- [AIM OF THE TASK]:
The word "JSON" marks the lines to keep; find each one in the data and copy it.

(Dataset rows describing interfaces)
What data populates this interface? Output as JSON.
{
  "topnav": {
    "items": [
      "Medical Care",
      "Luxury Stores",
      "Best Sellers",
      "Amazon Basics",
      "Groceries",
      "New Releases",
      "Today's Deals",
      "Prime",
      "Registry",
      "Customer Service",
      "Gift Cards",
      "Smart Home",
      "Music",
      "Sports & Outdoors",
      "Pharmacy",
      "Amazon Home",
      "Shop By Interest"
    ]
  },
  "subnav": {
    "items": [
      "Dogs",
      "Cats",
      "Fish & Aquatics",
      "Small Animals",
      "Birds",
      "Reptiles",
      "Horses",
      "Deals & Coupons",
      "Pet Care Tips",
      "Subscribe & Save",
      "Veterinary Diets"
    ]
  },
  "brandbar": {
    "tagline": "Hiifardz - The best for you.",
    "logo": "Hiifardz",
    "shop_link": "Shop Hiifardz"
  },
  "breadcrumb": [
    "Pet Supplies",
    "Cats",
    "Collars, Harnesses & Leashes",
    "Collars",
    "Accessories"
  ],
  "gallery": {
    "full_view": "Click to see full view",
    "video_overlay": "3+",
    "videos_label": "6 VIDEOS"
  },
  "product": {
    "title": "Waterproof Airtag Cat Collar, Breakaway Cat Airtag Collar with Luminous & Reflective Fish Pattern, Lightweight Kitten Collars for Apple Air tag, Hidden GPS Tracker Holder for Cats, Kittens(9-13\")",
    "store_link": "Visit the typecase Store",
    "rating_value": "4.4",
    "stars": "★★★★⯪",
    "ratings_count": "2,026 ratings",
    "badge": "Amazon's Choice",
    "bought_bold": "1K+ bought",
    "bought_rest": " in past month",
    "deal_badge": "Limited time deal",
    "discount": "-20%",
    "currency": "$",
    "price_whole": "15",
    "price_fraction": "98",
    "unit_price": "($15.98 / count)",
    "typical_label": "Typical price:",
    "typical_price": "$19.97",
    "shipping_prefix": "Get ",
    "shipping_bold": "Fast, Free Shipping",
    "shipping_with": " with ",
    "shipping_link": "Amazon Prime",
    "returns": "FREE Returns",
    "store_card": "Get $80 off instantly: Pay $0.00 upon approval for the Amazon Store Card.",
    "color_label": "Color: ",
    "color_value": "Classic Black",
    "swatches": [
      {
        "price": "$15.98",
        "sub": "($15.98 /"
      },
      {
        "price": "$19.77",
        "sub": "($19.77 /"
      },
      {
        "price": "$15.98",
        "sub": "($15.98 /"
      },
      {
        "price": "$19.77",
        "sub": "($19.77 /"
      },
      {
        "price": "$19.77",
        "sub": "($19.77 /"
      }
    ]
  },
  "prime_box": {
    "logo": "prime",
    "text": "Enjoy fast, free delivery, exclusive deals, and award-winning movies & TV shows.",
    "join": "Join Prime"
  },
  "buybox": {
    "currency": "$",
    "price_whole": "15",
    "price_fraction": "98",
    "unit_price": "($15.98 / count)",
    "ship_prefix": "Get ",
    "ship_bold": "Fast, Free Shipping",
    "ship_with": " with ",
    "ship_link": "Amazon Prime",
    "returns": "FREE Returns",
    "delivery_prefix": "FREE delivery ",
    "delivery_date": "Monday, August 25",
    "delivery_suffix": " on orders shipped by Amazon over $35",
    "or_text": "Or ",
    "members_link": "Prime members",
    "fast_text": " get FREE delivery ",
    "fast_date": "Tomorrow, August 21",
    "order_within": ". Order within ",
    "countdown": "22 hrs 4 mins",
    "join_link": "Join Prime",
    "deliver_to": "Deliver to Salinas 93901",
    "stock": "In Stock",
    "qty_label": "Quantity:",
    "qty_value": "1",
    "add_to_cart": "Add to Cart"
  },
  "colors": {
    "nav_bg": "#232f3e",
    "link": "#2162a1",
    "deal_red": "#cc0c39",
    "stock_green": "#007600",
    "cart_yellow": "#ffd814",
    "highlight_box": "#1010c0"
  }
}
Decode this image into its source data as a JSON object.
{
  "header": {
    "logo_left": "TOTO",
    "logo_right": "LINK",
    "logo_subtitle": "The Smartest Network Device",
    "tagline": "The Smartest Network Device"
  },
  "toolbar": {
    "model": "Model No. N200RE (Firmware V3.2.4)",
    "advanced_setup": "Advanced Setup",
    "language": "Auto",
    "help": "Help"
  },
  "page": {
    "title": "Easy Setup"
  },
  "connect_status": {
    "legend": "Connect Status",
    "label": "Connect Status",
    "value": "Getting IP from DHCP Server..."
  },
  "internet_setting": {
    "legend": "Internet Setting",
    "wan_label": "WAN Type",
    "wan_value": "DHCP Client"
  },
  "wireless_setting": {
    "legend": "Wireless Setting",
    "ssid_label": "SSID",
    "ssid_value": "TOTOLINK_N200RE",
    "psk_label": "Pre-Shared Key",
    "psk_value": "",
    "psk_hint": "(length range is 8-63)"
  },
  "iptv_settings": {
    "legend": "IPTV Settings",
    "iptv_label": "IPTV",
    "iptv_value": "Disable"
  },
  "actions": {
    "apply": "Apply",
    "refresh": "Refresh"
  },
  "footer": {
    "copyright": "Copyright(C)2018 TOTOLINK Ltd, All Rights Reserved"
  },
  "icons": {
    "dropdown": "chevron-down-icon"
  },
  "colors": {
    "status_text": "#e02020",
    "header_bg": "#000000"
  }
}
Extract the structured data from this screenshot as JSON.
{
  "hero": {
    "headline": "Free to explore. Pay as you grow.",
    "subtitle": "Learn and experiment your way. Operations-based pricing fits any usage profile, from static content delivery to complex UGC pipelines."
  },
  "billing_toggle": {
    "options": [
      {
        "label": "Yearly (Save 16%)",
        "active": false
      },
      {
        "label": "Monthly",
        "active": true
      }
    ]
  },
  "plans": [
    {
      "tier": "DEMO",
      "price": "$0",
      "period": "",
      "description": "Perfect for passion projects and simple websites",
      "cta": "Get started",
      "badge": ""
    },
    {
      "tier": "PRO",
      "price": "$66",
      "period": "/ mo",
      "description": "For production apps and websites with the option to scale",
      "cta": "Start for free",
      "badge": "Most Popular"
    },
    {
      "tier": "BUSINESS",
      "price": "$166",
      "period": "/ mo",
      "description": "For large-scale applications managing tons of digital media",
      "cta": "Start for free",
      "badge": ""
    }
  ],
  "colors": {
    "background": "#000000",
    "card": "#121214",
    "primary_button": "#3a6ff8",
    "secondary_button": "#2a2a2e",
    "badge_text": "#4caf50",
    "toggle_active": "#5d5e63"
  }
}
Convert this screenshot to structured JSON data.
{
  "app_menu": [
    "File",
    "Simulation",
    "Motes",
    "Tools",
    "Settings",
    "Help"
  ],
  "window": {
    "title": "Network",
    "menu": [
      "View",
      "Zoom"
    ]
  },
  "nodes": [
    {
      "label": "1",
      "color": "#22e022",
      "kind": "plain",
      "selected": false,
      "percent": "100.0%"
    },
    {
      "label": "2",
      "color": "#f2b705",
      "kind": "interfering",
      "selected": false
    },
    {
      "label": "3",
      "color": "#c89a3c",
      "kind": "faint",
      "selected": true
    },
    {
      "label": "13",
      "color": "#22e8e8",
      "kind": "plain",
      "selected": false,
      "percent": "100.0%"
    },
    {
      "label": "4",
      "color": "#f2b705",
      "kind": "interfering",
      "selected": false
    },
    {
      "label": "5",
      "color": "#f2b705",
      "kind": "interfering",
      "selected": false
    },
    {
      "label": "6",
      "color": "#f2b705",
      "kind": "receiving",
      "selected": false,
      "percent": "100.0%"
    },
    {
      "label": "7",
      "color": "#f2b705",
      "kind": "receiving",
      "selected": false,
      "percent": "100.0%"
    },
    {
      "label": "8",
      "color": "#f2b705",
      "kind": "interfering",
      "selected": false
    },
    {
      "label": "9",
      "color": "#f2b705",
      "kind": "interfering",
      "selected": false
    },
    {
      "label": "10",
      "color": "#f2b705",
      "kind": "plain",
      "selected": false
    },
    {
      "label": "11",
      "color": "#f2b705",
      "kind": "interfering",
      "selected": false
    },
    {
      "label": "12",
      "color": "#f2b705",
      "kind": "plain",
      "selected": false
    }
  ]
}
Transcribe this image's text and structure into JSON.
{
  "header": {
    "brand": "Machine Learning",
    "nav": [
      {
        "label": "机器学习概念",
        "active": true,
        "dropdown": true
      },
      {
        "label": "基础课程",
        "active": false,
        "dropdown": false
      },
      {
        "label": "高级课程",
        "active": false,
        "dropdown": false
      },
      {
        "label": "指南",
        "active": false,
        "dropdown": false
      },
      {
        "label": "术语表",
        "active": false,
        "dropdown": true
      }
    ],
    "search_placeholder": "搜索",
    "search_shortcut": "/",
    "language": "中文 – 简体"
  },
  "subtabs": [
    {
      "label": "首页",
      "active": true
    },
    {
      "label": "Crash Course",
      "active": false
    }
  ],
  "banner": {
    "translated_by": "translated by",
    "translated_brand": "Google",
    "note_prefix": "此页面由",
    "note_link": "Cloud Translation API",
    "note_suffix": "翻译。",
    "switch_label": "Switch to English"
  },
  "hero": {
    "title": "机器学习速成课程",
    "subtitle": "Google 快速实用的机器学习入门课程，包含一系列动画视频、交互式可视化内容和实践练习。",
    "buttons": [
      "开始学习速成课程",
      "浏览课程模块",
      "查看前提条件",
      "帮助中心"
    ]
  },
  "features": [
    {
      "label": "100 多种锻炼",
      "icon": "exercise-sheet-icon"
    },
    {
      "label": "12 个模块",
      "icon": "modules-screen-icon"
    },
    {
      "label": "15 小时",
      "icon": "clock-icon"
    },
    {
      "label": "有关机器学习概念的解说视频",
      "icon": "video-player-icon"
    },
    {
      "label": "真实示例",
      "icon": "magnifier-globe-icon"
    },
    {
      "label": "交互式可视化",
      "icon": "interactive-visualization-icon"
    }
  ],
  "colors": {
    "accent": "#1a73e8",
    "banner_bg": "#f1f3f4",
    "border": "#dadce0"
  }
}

- [SOLUTION TO THIS EXERCISE]:
What data populates this interface? Output as JSON.
Decode this image into its source data as a JSON object.
Extract the structured data from this screenshot as JSON.
Convert this screenshot to structured JSON data.
Transcribe this image's text and structure into JSON.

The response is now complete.